The women’s Category 1/2/3 race also included a sprint for the podium spots, and like Heaberlin, Leia Tyrrell ended up in third place. The 23-year-old Corvallis resident found herself among five riders battling up the final climb of the 80K race, won by Beth Ann Orton. Lelah O’Shaughnessy followed in second.
“Beth definitely got me at the finish,” said Tyrrell, the Oregon Bicycle Racing Association Women’s Prestige Series Cat 1/2/3 points leader. “She had a nice acceleration.”
The race kicked off a busy week of cycling for Tyrrell. On Tuesday, she was scheduled to begin competition in the Cascade Cycling Classic, a six-day stage race that annually draws some top-flight female cyclists to Central Oregon.
The Montinore Road Race also exorcised some demons for Tyrrell, this year’s OBRA women’s Cat 1/2/3 road race champion. Last year’s edition, she noted, was her first mass-start event after returning from a serious cycling accident two springs ago that left her in a coma for 11 days.
Last year, the Montinore event’s corners left her intimidated, and after she fell on one, she pulled herself from her race. But she had no such issues this time around.
“I was excited to redo it this year, because I knew this course suits me,” Tyrrell observed. “I like this course. I just couldn’t handle it last year.”
Sunday also was a pretty good day for Clint Ebert, a 53-year-old Forest Grove resident who competed in the masters men 50 and older Cat 1/2/3 division.
“I was happy because last year when I did it, I got dropped on the very first lap going up the hill,” he said. “This year was better.”
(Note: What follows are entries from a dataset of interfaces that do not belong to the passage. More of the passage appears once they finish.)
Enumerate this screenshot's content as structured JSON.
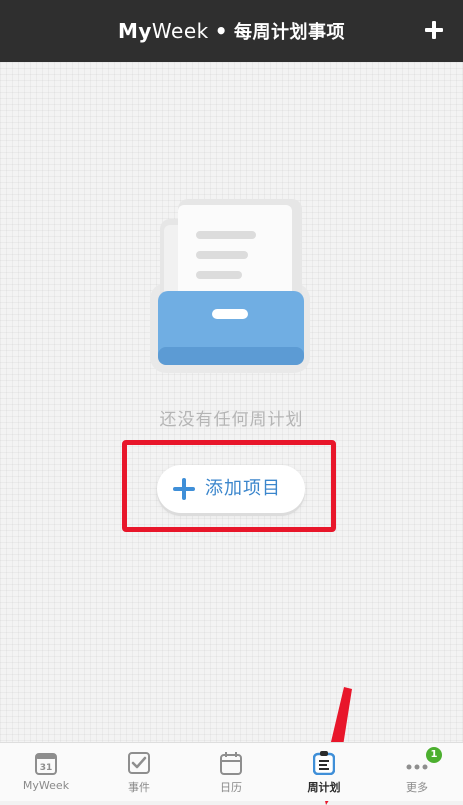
{
  "header": {
    "title_bold": "My",
    "title_light": "Week",
    "separator": "•",
    "title_cn": "每周计划事项",
    "add_icon": "plus-icon"
  },
  "main": {
    "empty_text": "还没有任何周计划",
    "add_button_label": "添加项目",
    "illustration": "empty-drawer-illustration"
  },
  "tabs": [
    {
      "label": "MyWeek",
      "icon": "calendar-31-icon",
      "icon_text": "31",
      "active": false
    },
    {
      "label": "事件",
      "icon": "checkbox-icon",
      "active": false
    },
    {
      "label": "日历",
      "icon": "calendar-icon",
      "active": false
    },
    {
      "label": "周计划",
      "icon": "clipboard-icon",
      "active": true
    },
    {
      "label": "更多",
      "icon": "more-dots-icon",
      "badge": "1",
      "active": false
    }
  ],
  "colors": {
    "header_bg": "#2f2f2f",
    "accent_blue": "#3f8fd8",
    "highlight_red": "#e8162a",
    "badge_green": "#4caf2f"
  }
}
In fact, Ebert, who finished 10th in his division, said through five of eight laps he stuck with the main pack, which included riders in the masters men 35 and older Cat 1/2/3 division.
Paul Zagacki, one of Ebert’s bicycleattorney.com teammates, had birthday plans after the race. He turned 42 on Saturday, but put off celebrations for a day so he could race in Forest Grove.
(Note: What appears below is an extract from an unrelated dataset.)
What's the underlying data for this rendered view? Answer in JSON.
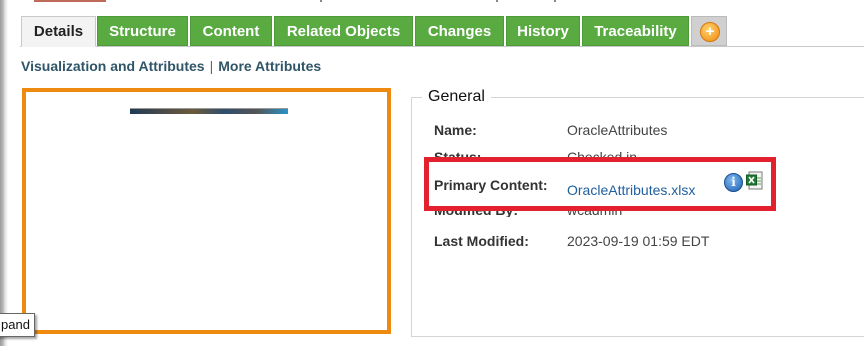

“I’m going to go home, pick up my daughter, take her to the Thorns game, try not to fall asleep at the Thorns game, come home and have a barbecue and try not to fall asleep at the barbecue,” the Lake Oswego resident said.
A little birthday fun after some cycling fun.
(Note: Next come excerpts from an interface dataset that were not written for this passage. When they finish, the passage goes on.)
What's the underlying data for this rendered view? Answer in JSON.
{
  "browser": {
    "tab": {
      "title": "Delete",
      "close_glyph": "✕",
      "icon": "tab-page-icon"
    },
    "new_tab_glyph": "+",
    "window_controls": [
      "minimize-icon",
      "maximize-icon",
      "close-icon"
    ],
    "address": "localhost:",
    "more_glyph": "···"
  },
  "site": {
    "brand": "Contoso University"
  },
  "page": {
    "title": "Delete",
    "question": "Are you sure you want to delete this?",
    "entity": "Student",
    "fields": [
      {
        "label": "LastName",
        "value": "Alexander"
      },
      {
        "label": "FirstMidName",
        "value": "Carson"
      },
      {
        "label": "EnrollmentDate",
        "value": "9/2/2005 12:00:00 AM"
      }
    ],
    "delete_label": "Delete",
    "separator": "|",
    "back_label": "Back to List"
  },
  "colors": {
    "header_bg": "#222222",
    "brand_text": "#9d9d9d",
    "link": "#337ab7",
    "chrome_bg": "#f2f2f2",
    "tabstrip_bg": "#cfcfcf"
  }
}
“I think it’s a great event,” said Zagacki, 14th in the masters men Cat 1/2/3 division. “The climb’s not too hard, steep enough to slow everybody down, but not too long. The downhill after the climb is actually harder than the climb because of the crosswinds and everybody’s going hard. The downhill hurt more than the climb.”
In addition to Sheagley and Orton, division winners were Adnan Kadir (masters men 35 and older Cat 1/2/3), Luis Valls (masters men 50 and older Cat 1/2/3), Daniel Lincoln (men Cat 4/5), Johnathan Sharp (masters men 35 and older Cat 4/5), Deann Garcia (women Cat 4/5) and Kitt Pratt (women 40 and older).